» WHAT TO PRODUCE
Could you give back the listing below exactly, every line included?

» WORKING DATA
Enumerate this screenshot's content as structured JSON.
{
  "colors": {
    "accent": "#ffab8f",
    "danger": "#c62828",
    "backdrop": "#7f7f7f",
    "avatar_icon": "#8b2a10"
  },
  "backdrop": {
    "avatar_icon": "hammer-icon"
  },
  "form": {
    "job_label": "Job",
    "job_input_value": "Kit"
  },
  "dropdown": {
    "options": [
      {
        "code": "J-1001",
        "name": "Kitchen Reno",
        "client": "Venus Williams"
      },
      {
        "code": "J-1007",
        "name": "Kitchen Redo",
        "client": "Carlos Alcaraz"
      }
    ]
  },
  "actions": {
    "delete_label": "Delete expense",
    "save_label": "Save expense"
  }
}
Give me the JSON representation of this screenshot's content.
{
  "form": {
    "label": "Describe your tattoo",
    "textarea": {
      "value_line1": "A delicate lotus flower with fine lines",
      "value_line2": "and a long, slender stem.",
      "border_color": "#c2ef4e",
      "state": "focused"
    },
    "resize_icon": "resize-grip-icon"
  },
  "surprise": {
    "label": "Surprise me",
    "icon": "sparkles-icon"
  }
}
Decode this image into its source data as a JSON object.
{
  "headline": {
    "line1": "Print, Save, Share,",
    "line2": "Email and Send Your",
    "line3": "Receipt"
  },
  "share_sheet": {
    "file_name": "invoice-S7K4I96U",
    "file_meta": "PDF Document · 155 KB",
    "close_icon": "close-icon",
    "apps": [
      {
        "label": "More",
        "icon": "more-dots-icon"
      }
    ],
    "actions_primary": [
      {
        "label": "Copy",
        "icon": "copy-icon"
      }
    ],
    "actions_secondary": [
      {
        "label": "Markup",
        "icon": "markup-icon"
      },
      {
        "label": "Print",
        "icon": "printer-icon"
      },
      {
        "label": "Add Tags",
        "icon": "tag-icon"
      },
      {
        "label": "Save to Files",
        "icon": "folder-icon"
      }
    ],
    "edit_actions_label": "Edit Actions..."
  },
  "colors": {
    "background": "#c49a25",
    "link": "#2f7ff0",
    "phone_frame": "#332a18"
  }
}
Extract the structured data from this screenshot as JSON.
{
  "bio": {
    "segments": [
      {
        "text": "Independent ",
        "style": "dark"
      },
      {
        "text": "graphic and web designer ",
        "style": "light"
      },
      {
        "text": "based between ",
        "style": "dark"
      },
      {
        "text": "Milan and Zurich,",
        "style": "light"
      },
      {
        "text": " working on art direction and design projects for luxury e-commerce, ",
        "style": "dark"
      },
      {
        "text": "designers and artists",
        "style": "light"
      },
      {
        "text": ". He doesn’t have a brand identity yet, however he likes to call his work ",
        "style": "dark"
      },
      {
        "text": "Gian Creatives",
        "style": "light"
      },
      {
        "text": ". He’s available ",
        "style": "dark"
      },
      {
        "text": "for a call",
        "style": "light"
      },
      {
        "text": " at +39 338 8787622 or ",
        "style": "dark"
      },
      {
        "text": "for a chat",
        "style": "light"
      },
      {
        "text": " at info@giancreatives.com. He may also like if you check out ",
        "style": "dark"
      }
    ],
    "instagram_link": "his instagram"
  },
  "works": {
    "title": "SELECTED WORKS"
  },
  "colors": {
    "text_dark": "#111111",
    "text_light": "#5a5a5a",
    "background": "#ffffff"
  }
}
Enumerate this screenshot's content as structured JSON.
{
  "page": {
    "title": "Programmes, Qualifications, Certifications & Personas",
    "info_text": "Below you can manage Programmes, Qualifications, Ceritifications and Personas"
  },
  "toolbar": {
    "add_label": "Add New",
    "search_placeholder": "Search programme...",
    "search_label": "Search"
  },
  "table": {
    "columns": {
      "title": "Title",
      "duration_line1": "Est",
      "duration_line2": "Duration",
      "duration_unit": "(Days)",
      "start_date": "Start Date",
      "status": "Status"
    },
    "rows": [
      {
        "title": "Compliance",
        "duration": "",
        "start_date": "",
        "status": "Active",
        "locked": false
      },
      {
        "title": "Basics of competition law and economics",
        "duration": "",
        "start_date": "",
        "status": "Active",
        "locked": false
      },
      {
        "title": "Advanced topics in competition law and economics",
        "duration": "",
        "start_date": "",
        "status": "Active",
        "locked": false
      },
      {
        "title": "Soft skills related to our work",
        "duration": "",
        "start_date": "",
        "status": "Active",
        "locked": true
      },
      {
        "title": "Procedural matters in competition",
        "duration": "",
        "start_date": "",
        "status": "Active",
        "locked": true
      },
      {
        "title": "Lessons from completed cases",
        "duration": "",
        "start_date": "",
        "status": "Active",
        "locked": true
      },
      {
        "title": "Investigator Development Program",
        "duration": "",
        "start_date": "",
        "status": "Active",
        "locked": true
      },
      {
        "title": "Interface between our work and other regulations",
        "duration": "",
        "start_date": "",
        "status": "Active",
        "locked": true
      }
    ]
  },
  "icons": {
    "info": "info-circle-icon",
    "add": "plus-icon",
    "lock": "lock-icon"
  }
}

» TASK OUTPUT
Enumerate this screenshot's content as structured JSON.
{
  "colors": {
    "accent": "#ffab8f",
    "danger": "#c62828",
    "backdrop": "#7f7f7f",
    "avatar_icon": "#8b2a10"
  },
  "backdrop": {
    "avatar_icon": "hammer-icon"
  },
  "form": {
    "job_label": "Job",
    "job_input_value": "Kit"
  },
  "dropdown": {
    "options": [
      {
        "code": "J-1001",
        "name": "Kitchen Reno",
        "client": "Venus Williams"
      },
      {
        "code": "J-1007",
        "name": "Kitchen Redo",
        "client": "Carlos Alcaraz"
      }
    ]
  },
  "actions": {
    "delete_label": "Delete expense",
    "save_label": "Save expense"
  }
}
Give me the JSON representation of this screenshot's content.
{
  "form": {
    "label": "Describe your tattoo",
    "textarea": {
      "value_line1": "A delicate lotus flower with fine lines",
      "value_line2": "and a long, slender stem.",
      "border_color": "#c2ef4e",
      "state": "focused"
    },
    "resize_icon": "resize-grip-icon"
  },
  "surprise": {
    "label": "Surprise me",
    "icon": "sparkles-icon"
  }
}
Decode this image into its source data as a JSON object.
{
  "headline": {
    "line1": "Print, Save, Share,",
    "line2": "Email and Send Your",
    "line3": "Receipt"
  },
  "share_sheet": {
    "file_name": "invoice-S7K4I96U",
    "file_meta": "PDF Document · 155 KB",
    "close_icon": "close-icon",
    "apps": [
      {
        "label": "More",
        "icon": "more-dots-icon"
      }
    ],
    "actions_primary": [
      {
        "label": "Copy",
        "icon": "copy-icon"
      }
    ],
    "actions_secondary": [
      {
        "label": "Markup",
        "icon": "markup-icon"
      },
      {
        "label": "Print",
        "icon": "printer-icon"
      },
      {
        "label": "Add Tags",
        "icon": "tag-icon"
      },
      {
        "label": "Save to Files",
        "icon": "folder-icon"
      }
    ],
    "edit_actions_label": "Edit Actions..."
  },
  "colors": {
    "background": "#c49a25",
    "link": "#2f7ff0",
    "phone_frame": "#332a18"
  }
}
Extract the structured data from this screenshot as JSON.
{
  "bio": {
    "segments": [
      {
        "text": "Independent ",
        "style": "dark"
      },
      {
        "text": "graphic and web designer ",
        "style": "light"
      },
      {
        "text": "based between ",
        "style": "dark"
      },
      {
        "text": "Milan and Zurich,",
        "style": "light"
      },
      {
        "text": " working on art direction and design projects for luxury e-commerce, ",
        "style": "dark"
      },
      {
        "text": "designers and artists",
        "style": "light"
      },
      {
        "text": ". He doesn’t have a brand identity yet, however he likes to call his work ",
        "style": "dark"
      },
      {
        "text": "Gian Creatives",
        "style": "light"
      },
      {
        "text": ". He’s available ",
        "style": "dark"
      },
      {
        "text": "for a call",
        "style": "light"
      },
      {
        "text": " at +39 338 8787622 or ",
        "style": "dark"
      },
      {
        "text": "for a chat",
        "style": "light"
      },
      {
        "text": " at info@giancreatives.com. He may also like if you check out ",
        "style": "dark"
      }
    ],
    "instagram_link": "his instagram"
  },
  "works": {
    "title": "SELECTED WORKS"
  },
  "colors": {
    "text_dark": "#111111",
    "text_light": "#5a5a5a",
    "background": "#ffffff"
  }
}
Enumerate this screenshot's content as structured JSON.
{
  "page": {
    "title": "Programmes, Qualifications, Certifications & Personas",
    "info_text": "Below you can manage Programmes, Qualifications, Ceritifications and Personas"
  },
  "toolbar": {
    "add_label": "Add New",
    "search_placeholder": "Search programme...",
    "search_label": "Search"
  },
  "table": {
    "columns": {
      "title": "Title",
      "duration_line1": "Est",
      "duration_line2": "Duration",
      "duration_unit": "(Days)",
      "start_date": "Start Date",
      "status": "Status"
    },
    "rows": [
      {
        "title": "Compliance",
        "duration": "",
        "start_date": "",
        "status": "Active",
        "locked": false
      },
      {
        "title": "Basics of competition law and economics",
        "duration": "",
        "start_date": "",
        "status": "Active",
        "locked": false
      },
      {
        "title": "Advanced topics in competition law and economics",
        "duration": "",
        "start_date": "",
        "status": "Active",
        "locked": false
      },
      {
        "title": "Soft skills related to our work",
        "duration": "",
        "start_date": "",
        "status": "Active",
        "locked": true
      },
      {
        "title": "Procedural matters in competition",
        "duration": "",
        "start_date": "",
        "status": "Active",
        "locked": true
      },
      {
        "title": "Lessons from completed cases",
        "duration": "",
        "start_date": "",
        "status": "Active",
        "locked": true
      },
      {
        "title": "Investigator Development Program",
        "duration": "",
        "start_date": "",
        "status": "Active",
        "locked": true
      },
      {
        "title": "Interface between our work and other regulations",
        "duration": "",
        "start_date": "",
        "status": "Active",
        "locked": true
      }
    ]
  },
  "icons": {
    "info": "info-circle-icon",
    "add": "plus-icon",
    "lock": "lock-icon"
  }
}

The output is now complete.